▶ [INSTRUCTIONS FOR THE TASK]: Could you filter the records below and return each line that holds "Food"?

(App and web page records)
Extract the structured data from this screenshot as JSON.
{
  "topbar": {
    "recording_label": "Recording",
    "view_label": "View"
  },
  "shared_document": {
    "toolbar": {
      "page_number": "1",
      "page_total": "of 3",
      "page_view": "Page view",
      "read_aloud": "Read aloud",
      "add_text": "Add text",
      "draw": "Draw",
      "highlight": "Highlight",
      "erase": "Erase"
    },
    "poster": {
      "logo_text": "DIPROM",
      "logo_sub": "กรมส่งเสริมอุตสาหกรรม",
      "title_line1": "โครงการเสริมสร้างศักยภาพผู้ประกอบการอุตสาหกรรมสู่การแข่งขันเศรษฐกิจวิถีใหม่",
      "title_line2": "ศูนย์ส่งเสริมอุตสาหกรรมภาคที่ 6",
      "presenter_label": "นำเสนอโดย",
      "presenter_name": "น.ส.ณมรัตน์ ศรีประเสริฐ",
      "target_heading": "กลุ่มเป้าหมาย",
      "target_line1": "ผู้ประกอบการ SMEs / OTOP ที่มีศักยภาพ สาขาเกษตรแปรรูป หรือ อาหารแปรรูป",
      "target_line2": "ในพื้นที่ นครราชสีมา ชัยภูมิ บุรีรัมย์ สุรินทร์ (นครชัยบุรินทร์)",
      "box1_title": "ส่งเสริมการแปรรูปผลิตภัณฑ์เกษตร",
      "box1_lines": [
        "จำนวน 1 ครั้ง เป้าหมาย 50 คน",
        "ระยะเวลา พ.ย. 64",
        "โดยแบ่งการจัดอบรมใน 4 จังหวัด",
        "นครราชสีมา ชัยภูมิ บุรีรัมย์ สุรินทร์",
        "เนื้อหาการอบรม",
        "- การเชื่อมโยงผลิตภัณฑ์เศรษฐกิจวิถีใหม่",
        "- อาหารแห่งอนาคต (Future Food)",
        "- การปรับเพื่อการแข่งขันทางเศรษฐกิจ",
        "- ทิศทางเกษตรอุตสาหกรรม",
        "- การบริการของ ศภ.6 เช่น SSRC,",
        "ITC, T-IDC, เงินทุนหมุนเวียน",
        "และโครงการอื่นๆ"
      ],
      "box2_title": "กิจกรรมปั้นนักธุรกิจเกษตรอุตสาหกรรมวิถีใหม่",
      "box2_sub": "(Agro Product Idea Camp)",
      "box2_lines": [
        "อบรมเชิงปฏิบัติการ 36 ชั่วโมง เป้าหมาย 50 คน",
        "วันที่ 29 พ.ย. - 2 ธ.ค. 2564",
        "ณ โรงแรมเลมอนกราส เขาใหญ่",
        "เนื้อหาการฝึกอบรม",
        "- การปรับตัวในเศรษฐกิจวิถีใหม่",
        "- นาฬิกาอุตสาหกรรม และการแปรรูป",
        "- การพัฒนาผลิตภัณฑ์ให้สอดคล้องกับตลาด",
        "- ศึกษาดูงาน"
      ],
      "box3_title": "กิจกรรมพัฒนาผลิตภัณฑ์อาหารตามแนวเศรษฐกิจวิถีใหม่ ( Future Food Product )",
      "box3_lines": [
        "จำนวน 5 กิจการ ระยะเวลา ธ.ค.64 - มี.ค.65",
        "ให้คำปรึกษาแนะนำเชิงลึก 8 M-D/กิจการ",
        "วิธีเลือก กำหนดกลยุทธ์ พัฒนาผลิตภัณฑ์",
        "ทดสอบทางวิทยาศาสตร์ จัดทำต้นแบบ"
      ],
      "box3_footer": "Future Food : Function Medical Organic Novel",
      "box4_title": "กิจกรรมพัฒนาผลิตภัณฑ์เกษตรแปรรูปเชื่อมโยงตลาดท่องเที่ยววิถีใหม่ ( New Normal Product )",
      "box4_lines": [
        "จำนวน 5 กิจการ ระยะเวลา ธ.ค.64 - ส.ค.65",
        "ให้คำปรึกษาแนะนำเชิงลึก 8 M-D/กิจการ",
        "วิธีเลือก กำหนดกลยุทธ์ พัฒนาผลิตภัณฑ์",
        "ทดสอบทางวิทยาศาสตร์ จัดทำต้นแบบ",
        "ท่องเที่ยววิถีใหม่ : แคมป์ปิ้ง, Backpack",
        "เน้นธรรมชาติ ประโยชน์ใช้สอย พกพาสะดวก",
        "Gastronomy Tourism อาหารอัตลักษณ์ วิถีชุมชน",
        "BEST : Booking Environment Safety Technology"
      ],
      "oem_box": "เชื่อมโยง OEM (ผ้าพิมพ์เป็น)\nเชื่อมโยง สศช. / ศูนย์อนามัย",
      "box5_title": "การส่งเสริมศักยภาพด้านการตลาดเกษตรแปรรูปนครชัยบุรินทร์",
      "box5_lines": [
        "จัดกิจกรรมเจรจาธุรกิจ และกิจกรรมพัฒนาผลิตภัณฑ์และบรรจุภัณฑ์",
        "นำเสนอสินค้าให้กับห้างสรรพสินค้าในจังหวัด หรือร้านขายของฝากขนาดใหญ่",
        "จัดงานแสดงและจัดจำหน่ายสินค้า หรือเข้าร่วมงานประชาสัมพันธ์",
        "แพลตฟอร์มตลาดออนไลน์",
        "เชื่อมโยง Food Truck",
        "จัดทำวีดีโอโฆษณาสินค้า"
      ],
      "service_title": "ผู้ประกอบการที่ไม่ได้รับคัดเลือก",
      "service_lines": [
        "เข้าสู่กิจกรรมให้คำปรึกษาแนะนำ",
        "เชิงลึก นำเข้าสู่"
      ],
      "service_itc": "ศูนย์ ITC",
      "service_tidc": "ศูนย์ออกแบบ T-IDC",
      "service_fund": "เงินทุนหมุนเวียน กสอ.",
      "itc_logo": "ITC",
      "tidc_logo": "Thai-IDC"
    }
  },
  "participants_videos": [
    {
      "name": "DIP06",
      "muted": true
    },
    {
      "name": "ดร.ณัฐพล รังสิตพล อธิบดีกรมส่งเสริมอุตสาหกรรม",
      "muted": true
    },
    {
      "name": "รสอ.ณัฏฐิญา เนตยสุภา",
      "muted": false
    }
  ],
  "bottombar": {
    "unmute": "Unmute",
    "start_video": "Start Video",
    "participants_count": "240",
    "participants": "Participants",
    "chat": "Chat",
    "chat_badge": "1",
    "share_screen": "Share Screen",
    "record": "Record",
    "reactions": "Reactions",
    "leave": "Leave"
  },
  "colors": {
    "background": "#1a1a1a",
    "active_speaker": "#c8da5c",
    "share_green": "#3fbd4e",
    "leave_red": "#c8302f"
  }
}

▶ [EXPECTED ANSWER]:
        "- อาหารแห่งอนาคต (Future Food)",
      "box3_title": "กิจกรรมพัฒนาผลิตภัณฑ์อาหารตามแนวเศรษฐกิจวิถีใหม่ ( Future Food Product )",
      "box3_footer": "Future Food : Function Medical Organic Novel",
        "เชื่อมโยง Food Truck",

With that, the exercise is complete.